The business climate to promote such growth is so impressive that California’s new Lieutenant Governor, Gavin Newsom, travelled to Texas with a bevy of Republicans to try and figure out a way his state may be able to adopt some of Texas’s business practices to create jobs in his own state of California. The problem is that the substantial changes needed which would help California’s job market in the long run probably won’t happen given California’s love to tax and regulate all things business.
You don’t think California is all that bad for businesses? Think again. The non-profit Tax Foundation ranks California 49th of all the 50 states, only beating out New York as the worst state tax climate for business. As to the general business climate overall, Texas ranked first in a 2010 CNBC list which used 40 different metrics of comparison between the states. Additionally, Forbes ranked Texas 7th and California 39th in its Best State for Business list which used six metrics (including state regulation) in its comparisons. Utah was ranked in first place after lowering its corporate tax rate.
So, although it’s not a surprise to most, consider this testimonial from a “business relocation expert” more fuel to add to the fire argument that in order for California to stage some kind of comeback in the jobs market, it’s going to have to go on a taxation and regulation crash diet:
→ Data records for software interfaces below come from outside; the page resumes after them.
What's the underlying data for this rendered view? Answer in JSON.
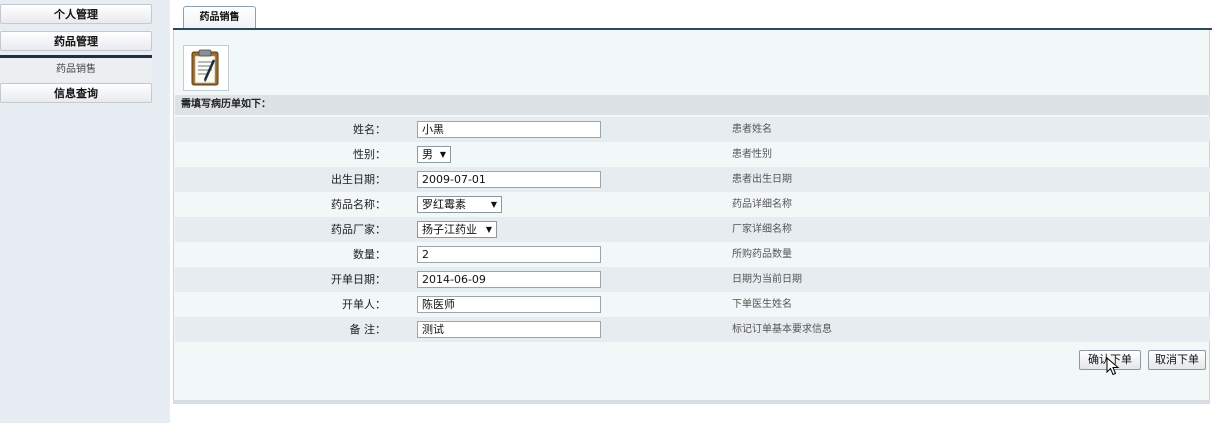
{
  "sidebar": {
    "items": [
      {
        "label": "个人管理"
      },
      {
        "label": "药品管理"
      },
      {
        "label": "药品销售"
      },
      {
        "label": "信息查询"
      }
    ]
  },
  "tab": {
    "label": "药品销售"
  },
  "section": {
    "title": "需填写病历单如下："
  },
  "form": {
    "rows": [
      {
        "label": "姓名：",
        "value": "小黑",
        "hint": "患者姓名"
      },
      {
        "label": "性别：",
        "value": "男",
        "hint": "患者性别"
      },
      {
        "label": "出生日期：",
        "value": "2009-07-01",
        "hint": "患者出生日期"
      },
      {
        "label": "药品名称：",
        "value": "罗红霉素",
        "hint": "药品详细名称"
      },
      {
        "label": "药品厂家：",
        "value": "扬子江药业",
        "hint": "厂家详细名称"
      },
      {
        "label": "数量：",
        "value": "2",
        "hint": "所购药品数量"
      },
      {
        "label": "开单日期：",
        "value": "2014-06-09",
        "hint": "日期为当前日期"
      },
      {
        "label": "开单人：",
        "value": "陈医师",
        "hint": "下单医生姓名"
      },
      {
        "label": "备 注：",
        "value": "测试",
        "hint": "标记订单基本要求信息"
      }
    ]
  },
  "buttons": {
    "confirm": "确认下单",
    "cancel": "取消下单"
  },
  "colors": {
    "tab_border": "#2c4a5e",
    "panel_bg": "#f2f7f8",
    "row_alt": "#e6ecef"
  },
  "icons": {
    "clipboard": "clipboard-icon",
    "cursor": "mouse-pointer-icon",
    "dropdown": "chevron-down-icon"
  }
}
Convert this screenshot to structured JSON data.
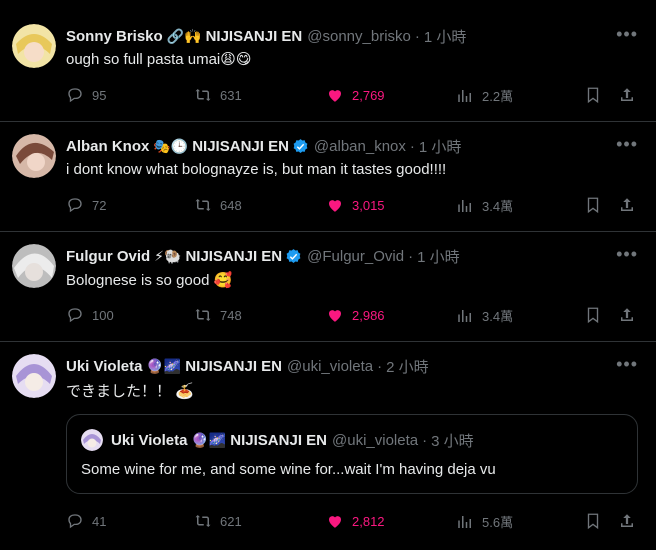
{
  "tweets": [
    {
      "name": "Sonny Brisko",
      "emojis": "🔗🙌",
      "group": "NIJISANJI EN",
      "verified": false,
      "handle": "@sonny_brisko",
      "time": "1 小時",
      "text": "ough so full pasta umai😩😋",
      "replies": "95",
      "retweets": "631",
      "likes": "2,769",
      "views": "2.2萬",
      "avatar_colors": [
        "#f2e4a6",
        "#3a3a4a"
      ]
    },
    {
      "name": "Alban Knox",
      "emojis": "🎭🕒",
      "group": "NIJISANJI EN",
      "verified": true,
      "handle": "@alban_knox",
      "time": "1 小時",
      "text": "i dont know what bolognayze is, but man it tastes good!!!!",
      "replies": "72",
      "retweets": "648",
      "likes": "3,015",
      "views": "3.4萬",
      "avatar_colors": [
        "#8a5a48",
        "#d6b8a8"
      ]
    },
    {
      "name": "Fulgur Ovid",
      "emojis": "⚡🐏",
      "group": "NIJISANJI EN",
      "verified": true,
      "handle": "@Fulgur_Ovid",
      "time": "1 小時",
      "text": "Bolognese is so good 🥰",
      "replies": "100",
      "retweets": "748",
      "likes": "2,986",
      "views": "3.4萬",
      "avatar_colors": [
        "#d8d8d8",
        "#555555"
      ]
    },
    {
      "name": "Uki Violeta",
      "emojis": "🔮🌌",
      "group": "NIJISANJI EN",
      "verified": false,
      "handle": "@uki_violeta",
      "time": "2 小時",
      "text": "できました！！ 🍝",
      "replies": "41",
      "retweets": "621",
      "likes": "2,812",
      "views": "5.6萬",
      "avatar_colors": [
        "#c9b6e8",
        "#4a3a66"
      ],
      "quote": {
        "name": "Uki Violeta",
        "emojis": "🔮🌌",
        "group": "NIJISANJI EN",
        "handle": "@uki_violeta",
        "time": "3 小時",
        "text": "Some wine for me, and some wine for...wait I'm having deja vu"
      }
    }
  ],
  "colors": {
    "background": "#000000",
    "text": "#e7e9ea",
    "muted": "#71767b",
    "like": "#f91880",
    "verified": "#1d9bf0",
    "border": "#2f3336"
  }
}
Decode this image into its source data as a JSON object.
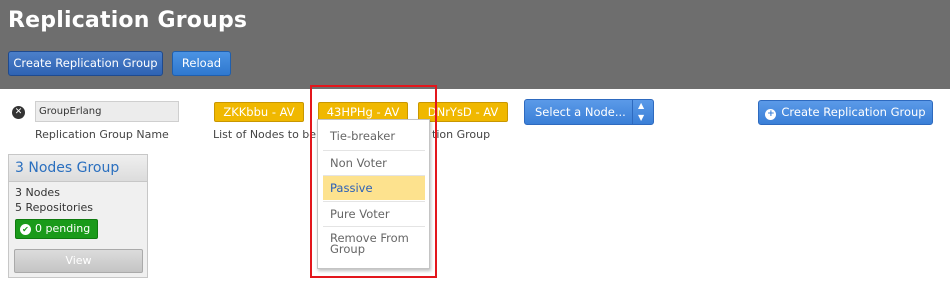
{
  "header": {
    "title": "Replication Groups",
    "create_button": "Create Replication Group",
    "reload_button": "Reload"
  },
  "form": {
    "group_name_value": "GroupErlang",
    "group_name_caption": "Replication Group Name",
    "nodes_caption": "List of Nodes to be",
    "nodes_caption_tail": "tion Group",
    "selected_nodes": [
      "ZKKbbu - AV",
      "43HPHg - AV",
      "DNrYsD - AV"
    ],
    "select_node_label": "Select a Node...",
    "create_button": "Create Replication Group"
  },
  "dropdown": {
    "items": [
      "Tie-breaker",
      "Non Voter",
      "Passive",
      "Pure Voter",
      "Remove From Group"
    ],
    "active": "Passive"
  },
  "group_card": {
    "title": "3 Nodes Group",
    "nodes": "3 Nodes",
    "repositories": "5 Repositories",
    "pending": "0 pending",
    "view_button": "View"
  },
  "colors": {
    "header_bg": "#6e6e6e",
    "node_pill": "#f0b800",
    "pending_badge": "#1a9a1a",
    "highlight_border": "#e3161c",
    "active_item_bg": "#fde28e"
  },
  "icons": {
    "clear": "close-circle-icon",
    "create": "plus-circle-icon",
    "pending": "check-circle-icon",
    "select_arrows": "updown-arrows-icon"
  }
}
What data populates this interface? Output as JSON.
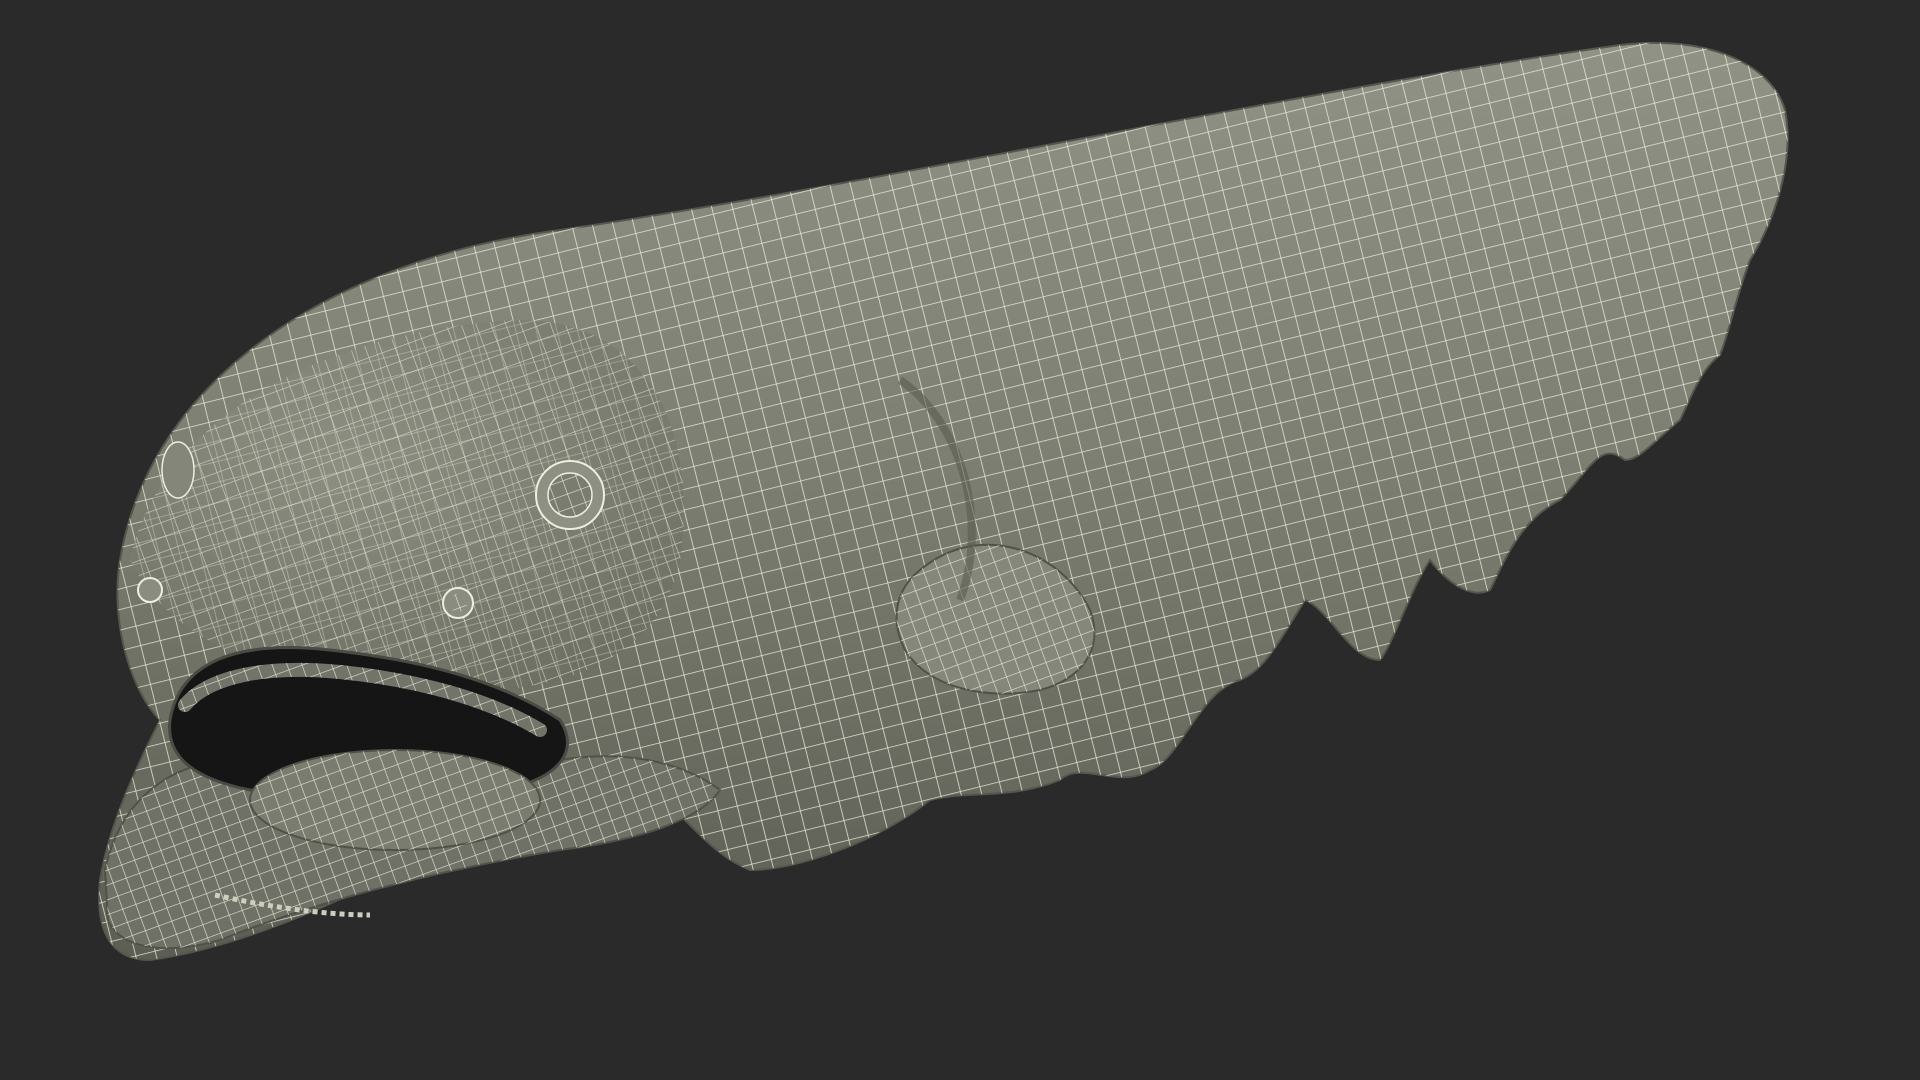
{
  "scene": {
    "subject": "wireframe-eel-model",
    "colors": {
      "background": "#2a2a2a",
      "skin": "#7d7f72",
      "skin_dark": "#5f6157",
      "skin_light": "#9a9c8e",
      "wire": "#efeedd",
      "mouth_interior": "#151515"
    }
  }
}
GE Transportation has announced plans for a $96 million locomotive manufacturing plant that will create an initial 500 jobs in Fort Worth, Tex. by next year and up to 275 more later. The company will also expand its longtime Erie, Penn. headquarters, adding 250 workers
Joe Vranich, an Irvine business relocation expert with longtime experience in railroads, said GE’s decision to expand in Texas rather than California makes good sense because of the high costs here.
“What kind of company is going to move here if your cost of manufacturing is 30% higher,” Vranich said. “It’s not just the money. It’s not just the taxes. It’s the regulation.”
“It’s not just the money. It’s not just the taxes. It’s the regulation.” That sounds like a lesson that not only California needs to learn, but a lesson our federal government needs to learn as well.